ABSTRACT

Background: Lateral ankle sprain (LAS) is one of the most common injuries in sports. Despite extensive research, intrinsic factors that predict initial and recurrent noncontact LAS remain undefined.

Purpose: To identify the predictive factors of initial and recurrent noncontact LAS, focusing on ankle flexibility and/or alignment in collegiate athletes.

Study design: Case-control study; Level of evidence, 3.

Methods: A total of 191 athletes were assessed during the preseason for factors predictive of noncontact LAS. The baseline measurements included weightbearing dorsiflexion range of motion (ROM), leg-heel angle, foot internal rotation angle in plantar flexion, classification according to the mortise test, and navicular-medial malleolus (NMM) distance. Occurrence of noncontact LAS and participation in practice and games were prospectively recorded for 11 months.

Results: Of the 191 athletes assessed, 169 (145 males, 24 females) completed the study; 125 athletes had a history of ankle sprain. During the observational period, 16 athletes suffered noncontact LAS (0.58 per 1000 athlete-exposures) consisting of 4 initial sprains and 12 recurrences. The hazard ratio estimated by a Cox regression analysis showed that athletes with an NMM distance ≥4.65 cm were 4.14 times more likely to suffer an initial noncontact LAS than were athletes with a shorter NMM distance (95% confidence interval, 1.12-14.30) and that athletes with a weightbearing dorsiflexion ROM >49.5° were 1.12 times as likely to suffer a recurrent noncontact LAS compared with athletes with a lower ROM (95% confidence interval, 1.05-1.20).
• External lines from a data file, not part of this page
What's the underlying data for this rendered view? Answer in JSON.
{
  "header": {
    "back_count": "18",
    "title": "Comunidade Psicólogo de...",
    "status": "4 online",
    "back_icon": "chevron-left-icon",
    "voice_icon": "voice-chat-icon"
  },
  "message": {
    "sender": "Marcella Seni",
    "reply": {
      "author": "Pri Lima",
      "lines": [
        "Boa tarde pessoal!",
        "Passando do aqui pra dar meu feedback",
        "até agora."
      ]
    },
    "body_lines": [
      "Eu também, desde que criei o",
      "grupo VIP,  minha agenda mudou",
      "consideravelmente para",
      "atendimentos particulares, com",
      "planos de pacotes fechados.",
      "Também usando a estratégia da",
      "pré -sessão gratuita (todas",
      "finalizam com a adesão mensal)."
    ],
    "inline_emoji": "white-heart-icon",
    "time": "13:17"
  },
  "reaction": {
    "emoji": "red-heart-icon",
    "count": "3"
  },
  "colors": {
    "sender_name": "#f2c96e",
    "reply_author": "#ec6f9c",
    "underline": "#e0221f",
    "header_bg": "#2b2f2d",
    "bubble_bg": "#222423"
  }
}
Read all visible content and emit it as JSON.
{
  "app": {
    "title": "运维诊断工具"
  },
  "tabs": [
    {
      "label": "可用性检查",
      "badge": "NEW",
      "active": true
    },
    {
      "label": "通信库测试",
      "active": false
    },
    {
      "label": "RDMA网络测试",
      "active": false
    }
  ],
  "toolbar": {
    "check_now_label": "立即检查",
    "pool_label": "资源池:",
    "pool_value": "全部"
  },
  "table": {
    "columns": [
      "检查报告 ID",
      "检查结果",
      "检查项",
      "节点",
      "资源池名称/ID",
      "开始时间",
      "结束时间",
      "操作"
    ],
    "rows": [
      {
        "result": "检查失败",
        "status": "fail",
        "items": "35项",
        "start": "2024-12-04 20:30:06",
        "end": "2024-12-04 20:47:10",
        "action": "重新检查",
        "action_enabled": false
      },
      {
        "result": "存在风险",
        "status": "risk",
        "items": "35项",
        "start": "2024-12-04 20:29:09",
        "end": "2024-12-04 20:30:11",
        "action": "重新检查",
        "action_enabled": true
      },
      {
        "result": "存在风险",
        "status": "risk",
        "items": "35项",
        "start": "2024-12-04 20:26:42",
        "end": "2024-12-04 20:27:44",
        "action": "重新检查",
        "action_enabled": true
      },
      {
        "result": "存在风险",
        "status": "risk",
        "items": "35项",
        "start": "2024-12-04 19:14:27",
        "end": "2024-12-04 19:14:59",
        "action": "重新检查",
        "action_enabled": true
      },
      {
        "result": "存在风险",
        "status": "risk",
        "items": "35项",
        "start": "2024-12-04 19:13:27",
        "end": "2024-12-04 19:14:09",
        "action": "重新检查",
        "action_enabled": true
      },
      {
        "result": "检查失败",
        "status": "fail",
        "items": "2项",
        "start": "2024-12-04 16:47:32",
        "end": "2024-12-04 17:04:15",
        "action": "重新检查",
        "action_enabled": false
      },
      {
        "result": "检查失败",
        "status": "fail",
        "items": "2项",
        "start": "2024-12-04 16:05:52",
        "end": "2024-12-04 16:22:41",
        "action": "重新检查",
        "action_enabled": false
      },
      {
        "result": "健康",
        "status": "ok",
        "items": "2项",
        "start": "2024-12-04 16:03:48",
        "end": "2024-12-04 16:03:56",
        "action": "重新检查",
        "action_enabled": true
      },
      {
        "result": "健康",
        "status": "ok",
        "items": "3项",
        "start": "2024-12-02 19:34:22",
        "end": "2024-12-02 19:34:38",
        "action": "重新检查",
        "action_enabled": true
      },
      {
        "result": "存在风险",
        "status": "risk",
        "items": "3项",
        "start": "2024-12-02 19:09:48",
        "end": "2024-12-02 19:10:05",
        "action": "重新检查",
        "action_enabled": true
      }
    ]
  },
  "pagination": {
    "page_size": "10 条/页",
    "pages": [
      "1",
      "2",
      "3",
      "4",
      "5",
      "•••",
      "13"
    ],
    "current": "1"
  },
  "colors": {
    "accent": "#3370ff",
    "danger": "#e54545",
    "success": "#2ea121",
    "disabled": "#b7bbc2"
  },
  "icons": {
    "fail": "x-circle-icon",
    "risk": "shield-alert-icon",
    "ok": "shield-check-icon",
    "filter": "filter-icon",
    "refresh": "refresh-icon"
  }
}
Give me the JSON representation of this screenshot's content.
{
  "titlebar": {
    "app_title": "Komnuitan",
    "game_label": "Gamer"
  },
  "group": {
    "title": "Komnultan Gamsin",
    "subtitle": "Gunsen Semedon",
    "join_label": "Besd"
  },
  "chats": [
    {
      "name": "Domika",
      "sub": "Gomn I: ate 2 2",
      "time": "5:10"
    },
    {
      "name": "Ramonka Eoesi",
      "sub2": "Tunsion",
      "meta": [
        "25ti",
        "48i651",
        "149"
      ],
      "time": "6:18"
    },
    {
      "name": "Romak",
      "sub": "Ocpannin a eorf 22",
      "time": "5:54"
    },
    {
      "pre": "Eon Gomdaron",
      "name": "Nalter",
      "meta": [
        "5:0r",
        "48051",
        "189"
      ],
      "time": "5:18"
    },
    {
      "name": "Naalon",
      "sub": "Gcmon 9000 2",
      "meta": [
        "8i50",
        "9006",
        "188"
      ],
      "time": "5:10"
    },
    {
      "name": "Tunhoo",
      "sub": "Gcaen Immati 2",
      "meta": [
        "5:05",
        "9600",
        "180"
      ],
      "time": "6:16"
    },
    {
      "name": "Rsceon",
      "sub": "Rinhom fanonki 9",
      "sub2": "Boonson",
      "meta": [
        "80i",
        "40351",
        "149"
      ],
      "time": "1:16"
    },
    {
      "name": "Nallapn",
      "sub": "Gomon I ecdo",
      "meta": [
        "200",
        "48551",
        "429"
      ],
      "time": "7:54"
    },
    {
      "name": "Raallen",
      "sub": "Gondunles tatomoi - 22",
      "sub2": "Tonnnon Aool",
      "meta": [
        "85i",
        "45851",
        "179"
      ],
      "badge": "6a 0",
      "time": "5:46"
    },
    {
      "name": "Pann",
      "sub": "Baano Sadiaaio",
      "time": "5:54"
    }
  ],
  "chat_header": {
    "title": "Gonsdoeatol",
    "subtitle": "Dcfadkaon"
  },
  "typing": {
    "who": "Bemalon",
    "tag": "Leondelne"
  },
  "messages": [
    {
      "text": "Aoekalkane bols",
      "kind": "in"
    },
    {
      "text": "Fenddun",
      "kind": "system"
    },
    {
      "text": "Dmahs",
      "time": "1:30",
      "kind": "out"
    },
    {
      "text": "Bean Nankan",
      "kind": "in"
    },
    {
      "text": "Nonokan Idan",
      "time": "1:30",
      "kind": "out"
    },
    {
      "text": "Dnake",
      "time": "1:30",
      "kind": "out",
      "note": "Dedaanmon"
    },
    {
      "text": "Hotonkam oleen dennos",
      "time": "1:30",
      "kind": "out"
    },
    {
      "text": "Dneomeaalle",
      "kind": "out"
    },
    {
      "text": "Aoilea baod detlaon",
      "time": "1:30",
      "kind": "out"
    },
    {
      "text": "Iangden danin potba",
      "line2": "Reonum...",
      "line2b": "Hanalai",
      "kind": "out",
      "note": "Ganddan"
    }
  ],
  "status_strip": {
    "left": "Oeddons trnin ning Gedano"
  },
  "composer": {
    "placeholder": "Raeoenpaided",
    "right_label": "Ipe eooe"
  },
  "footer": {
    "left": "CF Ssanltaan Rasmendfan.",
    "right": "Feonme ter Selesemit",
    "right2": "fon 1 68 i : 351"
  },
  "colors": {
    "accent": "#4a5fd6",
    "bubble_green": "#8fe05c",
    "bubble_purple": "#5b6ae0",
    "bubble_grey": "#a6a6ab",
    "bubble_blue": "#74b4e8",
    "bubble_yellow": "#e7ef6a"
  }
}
Conclusion: NMM distance predicts initial noncontact LAS, and weightbearing dorsiflexion ROM predicts recurrent noncontact LAS.

No MeSH data available.


Related in: MedlinePlus